Benign childhood focal epilepsies: assessment of established and newly recognized syndromes.Brain. 2008 Sep; 131(Pt 9):2264-86.B

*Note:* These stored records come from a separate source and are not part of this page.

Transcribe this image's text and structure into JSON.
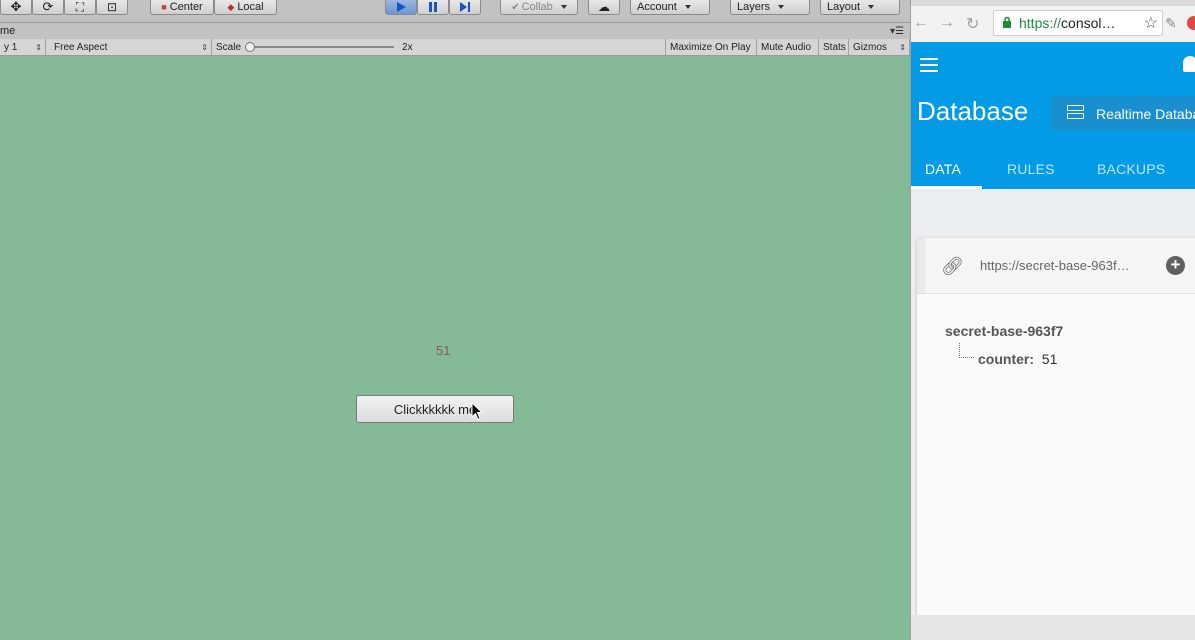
{
  "unity": {
    "toolbar": {
      "pivot_label": "Center",
      "space_label": "Local",
      "collab_label": "Collab",
      "account_label": "Account",
      "layers_label": "Layers",
      "layout_label": "Layout"
    },
    "game_tab": {
      "title": "me"
    },
    "game_controls": {
      "display_label": "y 1",
      "aspect_label": "Free Aspect",
      "scale_label": "Scale",
      "scale_value": "2x",
      "maximize_label": "Maximize On Play",
      "mute_label": "Mute Audio",
      "stats_label": "Stats",
      "gizmos_label": "Gizmos"
    },
    "game_view": {
      "counter_text": "51",
      "button_label": "Clickkkkkk me",
      "background_color": "#84ba96"
    }
  },
  "browser": {
    "url": "https://consol…",
    "url_scheme": "https://",
    "url_host": "consol…"
  },
  "firebase": {
    "page_title": "Database",
    "product_selector": "Realtime Databa",
    "tabs": [
      {
        "label": "DATA"
      },
      {
        "label": "RULES"
      },
      {
        "label": "BACKUPS"
      }
    ],
    "db_url": "https://secret-base-963f…",
    "tree": {
      "root": "secret-base-963f7",
      "child_key": "counter:",
      "child_value": "51"
    },
    "accent_color": "#039be5"
  }
}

A big advance in epileptology has been the recognition of syndromes with distinct aetiology, clinical and EEG features, treatment and prognosis. A prime and common example of this is rolandic epilepsy that is well known by the general paediatricians for over 50 years, thus allowing a precise diagnosis that predicts an excellent prognosis. However, rolandic is not the only benign childhood epileptic syndrome. Converging evidence from multiple and independent clinical, EEG and magnetoencephalographic studies has documented Panayiotopoulos syndrome (PS) as a model of childhood autonomic epilepsy, which is also common and benign. Despite high prevalence, lengthy and dramatic features, PS as well as autonomic status epilepticus had eluded recognition because emetic and other ictal autonomic manifestations were dismissed as non-epileptic events of other diseases. Furthermore, PS because of frequent EEG occipital spikes has been erroneously considered as occipital epilepsy and thus confused with the idiopathic childhood occipital epilepsy of Gastaut (ICOE-G), which is another age-related but rarer and of unpredictable prognosis syndrome. Encephalitis is a common misdiagnosis for PS and migraine with visual aura for ICOE-G. Pathophysiologically, the symptomatogenic zone appears to correspond to the epileptogenic zone in rolandic epilepsy (sensory-motor symptomatology of the rolandic cortex) and the ICOE-G (occipital lobe symptomatology), while the autonomic clinical manifestations of PS are likely to be generated by variable and widely spread epileptogenic foci acting upon a temporarily hyperexcitable central autonomic network. Rolandic epilepsy, PS, ICOE-G and other possible clinical phenotypes of benign childhood focal seizures are likely to be linked together by a genetically determined, functional derangement of the systemic brain maturation that is age related (benign childhood seizure susceptibility syndrome). This is usually mild but exceptionally it may diverge to serious epileptic disorders such as epileptic encephalopathy with continuous spike and wave during sleep. Links with other benign and age-related seizures in early life such as febrile seizures, benign focal neonatal and infantile seizures is possible. Overlap with idiopathic generalized epilepsies is limited and of uncertain genetic significance. Taking all these into account, benign childhood focal seizures and related epileptic syndromes would need proper multi-disciplinary re-assessment in an evidence-based manner.